The Second New Wave auteurs pay little attention to realism unlike their predecessors. Instead, they emphasize uniqueness of Taiwanese people, their culture, and world outlook. Ang Lee is the most renowned contemporary filmmaker of the Second Wave period. His surprisingly successful motion picture Crouching Tiger, Hidden Dragon brought him the Oscar nomination for the Best Director, which he earned for the Brokeback Mountain in 2005. Ang Lee is well- known among critics and movie enthusiasts for his diverse works. The filmmaker also pays particular attention to such burning issues as repression, exclusion, and marginalization. Moreover, Lee heavily focuses on the conflicts that take place between modernity and traditions, as well as widely examines the transformation of the modern Chinese family.
The Identity of Taiwan as the Central Concern and the Future Perspectives
The Taiwanese directors make films to illustrate public misery. Therefore, realism has undoubtedly shaped the new cinematography. The island’s identity has become crucial for the filmmakers, and, therefore, they try to reposition it within the current political situation. As a result, they continue searching for the roots in the national history. Despite the fact that numerous issues are symbolically projected in the motion pictures, the concern with public’s emotions and feelings will still prevail. A particularly distinctive factor in the Taiwanese cinematography is how sadness, nostalgia, humanistic concerns, and sufferings interweave with the different aspects of a hybrid nation-state thus underscoring the Taiwanese identity on the screen.

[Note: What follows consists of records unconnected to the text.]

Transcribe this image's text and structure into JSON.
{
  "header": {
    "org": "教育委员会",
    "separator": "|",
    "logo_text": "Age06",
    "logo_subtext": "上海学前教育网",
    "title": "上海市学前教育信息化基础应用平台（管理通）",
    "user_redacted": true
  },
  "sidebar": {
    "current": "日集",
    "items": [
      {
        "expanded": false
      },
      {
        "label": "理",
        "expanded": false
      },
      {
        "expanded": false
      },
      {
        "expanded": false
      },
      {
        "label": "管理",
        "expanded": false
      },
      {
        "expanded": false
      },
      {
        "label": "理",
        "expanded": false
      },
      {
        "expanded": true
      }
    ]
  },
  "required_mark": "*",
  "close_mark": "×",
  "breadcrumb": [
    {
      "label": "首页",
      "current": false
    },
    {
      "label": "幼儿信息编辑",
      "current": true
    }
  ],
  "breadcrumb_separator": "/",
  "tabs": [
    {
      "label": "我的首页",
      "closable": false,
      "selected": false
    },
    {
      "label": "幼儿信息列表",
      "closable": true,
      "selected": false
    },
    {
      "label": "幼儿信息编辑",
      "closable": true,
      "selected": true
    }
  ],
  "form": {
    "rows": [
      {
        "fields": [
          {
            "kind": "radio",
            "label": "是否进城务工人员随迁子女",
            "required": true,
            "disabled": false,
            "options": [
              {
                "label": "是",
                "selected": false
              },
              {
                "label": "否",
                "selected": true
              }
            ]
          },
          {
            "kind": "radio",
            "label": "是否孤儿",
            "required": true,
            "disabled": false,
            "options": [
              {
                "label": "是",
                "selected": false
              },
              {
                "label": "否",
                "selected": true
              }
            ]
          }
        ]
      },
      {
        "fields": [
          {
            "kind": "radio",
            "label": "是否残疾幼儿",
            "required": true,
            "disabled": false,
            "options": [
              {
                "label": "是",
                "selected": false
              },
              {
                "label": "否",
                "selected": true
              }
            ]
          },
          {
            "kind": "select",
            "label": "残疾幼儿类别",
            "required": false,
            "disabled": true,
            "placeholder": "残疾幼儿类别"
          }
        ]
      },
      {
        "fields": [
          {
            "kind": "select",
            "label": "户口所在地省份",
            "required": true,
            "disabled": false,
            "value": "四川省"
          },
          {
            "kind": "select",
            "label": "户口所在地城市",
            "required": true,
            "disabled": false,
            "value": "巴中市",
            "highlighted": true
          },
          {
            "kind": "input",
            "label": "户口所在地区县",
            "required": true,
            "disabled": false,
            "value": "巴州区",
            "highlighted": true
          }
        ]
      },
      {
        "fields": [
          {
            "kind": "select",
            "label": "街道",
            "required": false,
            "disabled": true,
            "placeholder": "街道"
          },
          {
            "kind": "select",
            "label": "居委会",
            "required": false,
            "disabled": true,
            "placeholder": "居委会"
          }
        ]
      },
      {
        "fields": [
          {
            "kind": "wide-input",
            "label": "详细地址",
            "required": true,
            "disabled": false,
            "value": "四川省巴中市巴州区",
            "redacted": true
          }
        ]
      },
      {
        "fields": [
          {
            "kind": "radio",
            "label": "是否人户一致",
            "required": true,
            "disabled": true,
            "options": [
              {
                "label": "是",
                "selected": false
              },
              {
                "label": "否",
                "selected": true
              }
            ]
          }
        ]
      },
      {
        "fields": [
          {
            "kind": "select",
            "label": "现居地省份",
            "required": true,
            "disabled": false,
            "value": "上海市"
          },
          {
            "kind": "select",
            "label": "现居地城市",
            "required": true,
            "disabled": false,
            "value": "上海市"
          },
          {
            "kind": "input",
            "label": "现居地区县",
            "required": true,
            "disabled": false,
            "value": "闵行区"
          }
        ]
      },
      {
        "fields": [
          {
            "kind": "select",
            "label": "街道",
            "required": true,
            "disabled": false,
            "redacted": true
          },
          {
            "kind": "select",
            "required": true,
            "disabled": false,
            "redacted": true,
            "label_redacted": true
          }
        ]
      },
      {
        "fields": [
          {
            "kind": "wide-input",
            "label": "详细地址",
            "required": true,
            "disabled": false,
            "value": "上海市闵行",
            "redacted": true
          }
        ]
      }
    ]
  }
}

In the near future, the Taiwanese film industry will remain largely independent. However, the famous cinematic masterpieces and expansion will bring a beneficial position to Taiwan. Its cinematography will take advantage of the high box-office potential on the mainland without necessarily sacrificing the quality of product to get profit. Today, Taiwanese filmmaking does not demonstrate any signs of slowdown. The vitality, talent, genius, creativity, success, and the production’s quality continue to encourage the established and budding auteurs to add something new and unbelievable to the rich history.
No doubt, the history of Taiwanese cinematography has progressed in the recent years. The movie industry of an island is not as prolific as the filmmaking of the mainland and Hong Kong. However, it has produced the remarkable motion pictures that have introduced Taiwan’s auteurs and their works to the global audience in the twenty-first century. The recent success and recognition have demonstrated a presence of an appreciative audience for Taiwanese films despite the close cooperation of Hollywood and Chinese directors. By embracing the unique culture and history of an island, its film industry will continue to impress the movie enthusiasts across the world.